He's not being persecuted, we're just both taking part in a time-honored practice called free speech. It's protected, and there's not a single reason to believe anyone is going to stop you or me from stating exactly what's on our minds unless we cross into the zones of harassment or personal defamation.
I returned from the Southern Baptist Convention's Ethics and Religious Liberty Commission convinced that it's only a matter of time before the SBC changes how it relates to the LGBT community. The question is whether that change will be a gentler spin on "love the sinner, hate the sin," a softer rhetoric toward some and a harsher one toward others, or the beginning of a deeper journey toward understanding.
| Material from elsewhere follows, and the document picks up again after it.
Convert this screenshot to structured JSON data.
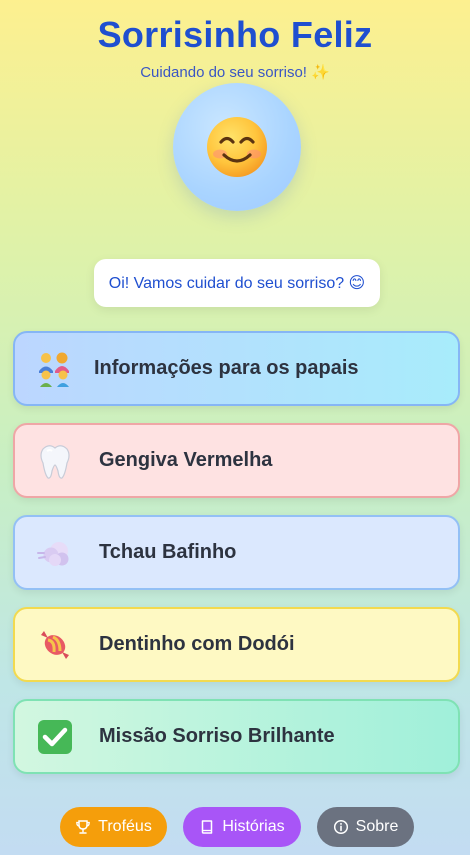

When I moved to New York City in 1987, I was an 18-year-old closeted man unsure of what life had in store. A friend of my mother's back in Texas said she knew people who ran a church in the city, and this Southern Baptist boy was looking for something that reminded him of home and was eager to join them.